Vernacular designs in rural communities in India prioritize sustainability and resource efficiency. These designs make optimal use of locally available materials, minimizing the need for transportation and reducing the carbon footprint associated with construction. For example, the bamboo and thatch structures commonly found in the northeastern states of India utilize bamboo, a fast-growing and renewable resource. Bamboo is used for walls, roofs, and even entire houses, providing a lightweight, durable, and eco-friendly alternative to conventional construction materials.
In conclusion, vernacular designs in rural communities in India hold immense significance in preserving cultural identity, promoting sustainability, and fostering community cohesion. These designs reflect the wisdom and ingenuity of generations, adapting to the local context and addressing the unique needs of rural populations. By incorporating cultural elements, vernacular designs serve as physical embodiments of local traditions, beliefs, and rituals. They not only provide a sense of identity and pride but also contribute to the continuity of cultural practices, fostering a connection between the past and the present. The contextual adaptation of vernacular designs ensures their resilience in challenging environmental conditions. These designs respond to the local climate, terrain, and available resources, creating comfortable living spaces that harmonize with their surroundings. Passive design strategies, such as natural ventilation and daylight optimization, enhance energy efficiency and reduce dependence on artificial systems. Furthermore, vernacular designs prioritize sustainability and resource efficiency. By utilizing locally available and low-impact materials, such as bamboo, mud, thatch, and stone, they minimize the carbon footprint associated with construction. These designs embrace resource optimization, promoting the use of renewable materials and reducing transportation costs.
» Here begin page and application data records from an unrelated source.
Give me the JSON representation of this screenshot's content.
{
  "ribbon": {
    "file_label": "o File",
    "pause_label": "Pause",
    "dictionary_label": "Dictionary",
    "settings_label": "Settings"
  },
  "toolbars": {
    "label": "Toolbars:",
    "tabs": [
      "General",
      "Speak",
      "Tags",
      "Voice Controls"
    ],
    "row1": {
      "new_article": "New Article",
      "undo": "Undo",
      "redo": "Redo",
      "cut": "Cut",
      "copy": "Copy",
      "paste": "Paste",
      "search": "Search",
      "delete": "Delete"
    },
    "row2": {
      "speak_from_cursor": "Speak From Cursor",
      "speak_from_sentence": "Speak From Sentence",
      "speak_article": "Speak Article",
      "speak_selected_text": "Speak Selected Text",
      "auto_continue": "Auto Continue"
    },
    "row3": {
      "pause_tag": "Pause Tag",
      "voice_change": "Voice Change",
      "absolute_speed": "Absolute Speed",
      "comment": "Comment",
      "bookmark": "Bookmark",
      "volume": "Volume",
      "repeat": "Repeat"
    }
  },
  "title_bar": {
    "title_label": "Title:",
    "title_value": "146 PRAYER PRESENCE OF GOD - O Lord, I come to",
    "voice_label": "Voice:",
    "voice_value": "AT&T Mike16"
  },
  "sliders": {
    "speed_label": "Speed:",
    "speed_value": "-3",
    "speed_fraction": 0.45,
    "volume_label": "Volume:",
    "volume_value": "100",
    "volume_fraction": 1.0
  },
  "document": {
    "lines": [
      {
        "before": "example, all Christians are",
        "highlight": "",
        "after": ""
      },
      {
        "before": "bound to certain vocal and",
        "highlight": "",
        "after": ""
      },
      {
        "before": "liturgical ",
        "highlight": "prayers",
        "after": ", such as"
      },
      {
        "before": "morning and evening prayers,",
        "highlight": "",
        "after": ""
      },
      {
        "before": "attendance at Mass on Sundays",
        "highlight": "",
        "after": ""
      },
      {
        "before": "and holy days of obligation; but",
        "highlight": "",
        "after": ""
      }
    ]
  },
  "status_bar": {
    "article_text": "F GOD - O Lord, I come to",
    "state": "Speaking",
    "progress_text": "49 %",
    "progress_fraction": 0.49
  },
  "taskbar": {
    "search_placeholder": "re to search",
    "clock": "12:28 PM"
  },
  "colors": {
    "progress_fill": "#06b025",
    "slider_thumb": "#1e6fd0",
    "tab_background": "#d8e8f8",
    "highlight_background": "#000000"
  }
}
- Prasun Chaudhari (2022). Our Ounce and Future Homes [online]. Available at: https://www.telegraphindia.com/culture/our-once-and-future-homes-one-mans-effort-to-rebuild-his-family-homestead-opens-into-a-bigger-story-about-bengals-vernacular-architecture/cid/1861990 Accessed on (May 30, 2023).
- The Architect’s Diary (2023). Vernacular Architecture in India and its best contemporary examples across the country [online]. Available at: https://thearchitectsdiary.com/vernacular-architecture-in-india-and-its-best-contemporary-examples-across-the-country/ . (Accessed on May30, 2023)
- Eric Baldwin (2023). Indian Architecture : 10 Striking Rural Residence [online]. Available at : https://architizer.com/blog/inspiration/collections/rural-india/ . Accessed on (May30, 2023)
- Pooja Patel (2019). Vernacular Architecture… Accommodating Local Culture [online]. Available at : https://gharpedia.com/blog/importance-of-vernacular-architecture-in-india/ . Accessed on (June 1, 2023).
- Sonali Rastogi (2021). New Vernacular: How Morphogenesis Is Transforming India’s Rural Communities [online]. Available at : https://www.azuremagazine.com/article/how-morphogenesis-is-bringing-density-and-hope-to-indias-rural-communities/ . Accessed on (May 31, 2023).
- Arpita Srivastava, Bijay Kumar Das (2023). Vernacular Architecture in India: A Review Article [online]. Available at : https://www.researchgate.net/publication/369173563_Vernacular_Architecture_in_India_A_Review_Article . Accessed on (June 1, 2023).
- Urban Design Lab (2023). Vernacular Architecture- Meaning, Examples and Significance [online]. Available at : https://urbandesignlab.in/vernacular-architecture-meaning-examples/ . Accessed on (June1, 2023)